jolly said...


It is no wonder that the short stories each tackled a striking issue that is seldom touched by mainstream filmmakers. As my Film12 professor stressed in class a few sems ago, one of the compelling reasons for a film to be produced and distributed is primarily for profit. Seeing that issues such as homosexuality, shooting, and STDs are not the things people would pay to see, it makes viewers who are used to the typical fare brace themselves at the edge of their seats. It was undoubtedly a one of a kind experience, for it gave flesh to such unspoken issues through a remarkable art form. It breaks conformity not only in its content, but also in the way it was presented, as it uses a non-linear approach of conveying three separate short films.

Personally, I appreciated the fact that the film was able to convey its message in a very creative way. Its multilayered approach to themes of homosexuality, sex, violence and fetishes were something that you have to dig deeper into to find meaning.
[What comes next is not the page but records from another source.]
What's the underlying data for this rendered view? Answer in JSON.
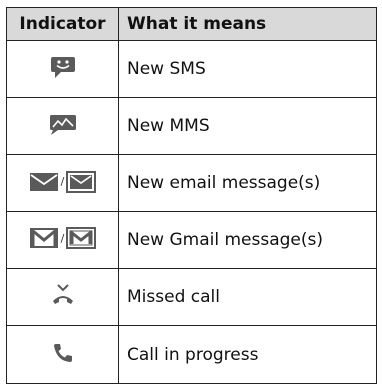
{
  "table": {
    "headers": {
      "indicator": "Indicator",
      "meaning": "What it means"
    },
    "icon_separator": "/",
    "rows": [
      {
        "icons": [
          "sms-smiley-bubble-icon"
        ],
        "meaning": "New SMS"
      },
      {
        "icons": [
          "mms-picture-bubble-icon"
        ],
        "meaning": "New MMS"
      },
      {
        "icons": [
          "email-envelope-icon",
          "email-envelope-outline-icon"
        ],
        "meaning": "New email message(s)"
      },
      {
        "icons": [
          "gmail-icon",
          "gmail-outline-icon"
        ],
        "meaning": "New Gmail message(s)"
      },
      {
        "icons": [
          "missed-call-icon"
        ],
        "meaning": "Missed call"
      },
      {
        "icons": [
          "phone-handset-icon"
        ],
        "meaning": "Call in progress"
      }
    ]
  },
  "colors": {
    "header_bg": "#d9d9d9",
    "border": "#222222",
    "icon_gray": "#5a5a5a"
  }
}
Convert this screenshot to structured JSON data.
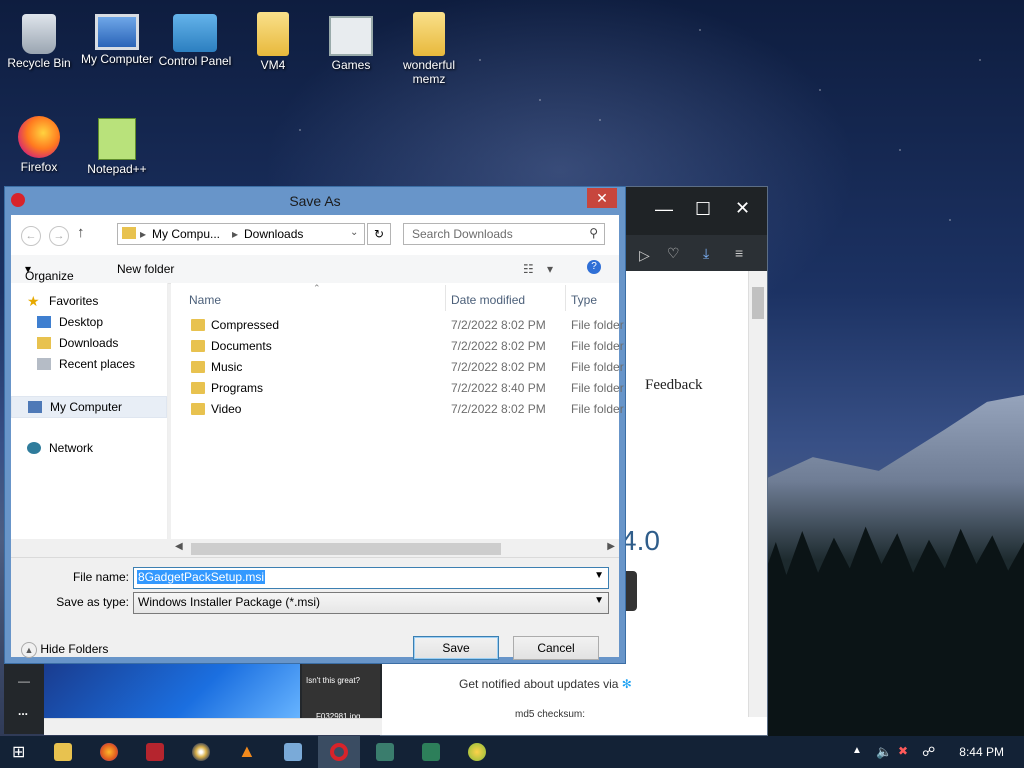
{
  "desktop": {
    "icons": [
      {
        "label": "Recycle Bin",
        "icon": "recycle-bin-icon"
      },
      {
        "label": "My Computer",
        "icon": "computer-icon"
      },
      {
        "label": "Control Panel",
        "icon": "control-panel-icon"
      },
      {
        "label": "VM4",
        "icon": "folder-user-icon"
      },
      {
        "label": "Games",
        "icon": "games-icon"
      },
      {
        "label": "wonderful memz",
        "icon": "folder-icon"
      },
      {
        "label": "Firefox",
        "icon": "firefox-icon"
      },
      {
        "label": "Notepad++",
        "icon": "notepad-plus-plus-icon"
      }
    ]
  },
  "browser": {
    "feedback": "Feedback",
    "version_fragment": "4.0",
    "notify_text": "Get notified about updates via",
    "md5_label": "md5 checksum:",
    "thumb_text_1": "Isn't this great?",
    "thumb_text_2": "F032981.jpg",
    "ellipsis": "..."
  },
  "dialog": {
    "title": "Save As",
    "breadcrumb": [
      "My Compu...",
      "Downloads"
    ],
    "search_placeholder": "Search Downloads",
    "organize": "Organize",
    "new_folder": "New folder",
    "nav": {
      "favorites": "Favorites",
      "desktop": "Desktop",
      "downloads": "Downloads",
      "recent": "Recent places",
      "computer": "My Computer",
      "network": "Network"
    },
    "columns": {
      "name": "Name",
      "date": "Date modified",
      "type": "Type"
    },
    "files": [
      {
        "name": "Compressed",
        "date": "7/2/2022 8:02 PM",
        "type": "File folder"
      },
      {
        "name": "Documents",
        "date": "7/2/2022 8:02 PM",
        "type": "File folder"
      },
      {
        "name": "Music",
        "date": "7/2/2022 8:02 PM",
        "type": "File folder"
      },
      {
        "name": "Programs",
        "date": "7/2/2022 8:40 PM",
        "type": "File folder"
      },
      {
        "name": "Video",
        "date": "7/2/2022 8:02 PM",
        "type": "File folder"
      }
    ],
    "file_name_label": "File name:",
    "file_name_value": "8GadgetPackSetup.msi",
    "save_type_label": "Save as type:",
    "save_type_value": "Windows Installer Package (*.msi)",
    "hide_folders": "Hide Folders",
    "save": "Save",
    "cancel": "Cancel"
  },
  "taskbar": {
    "clock": "8:44 PM"
  }
}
Todd Haynes created something not for the faint-hearted, and came up with it at just the right time.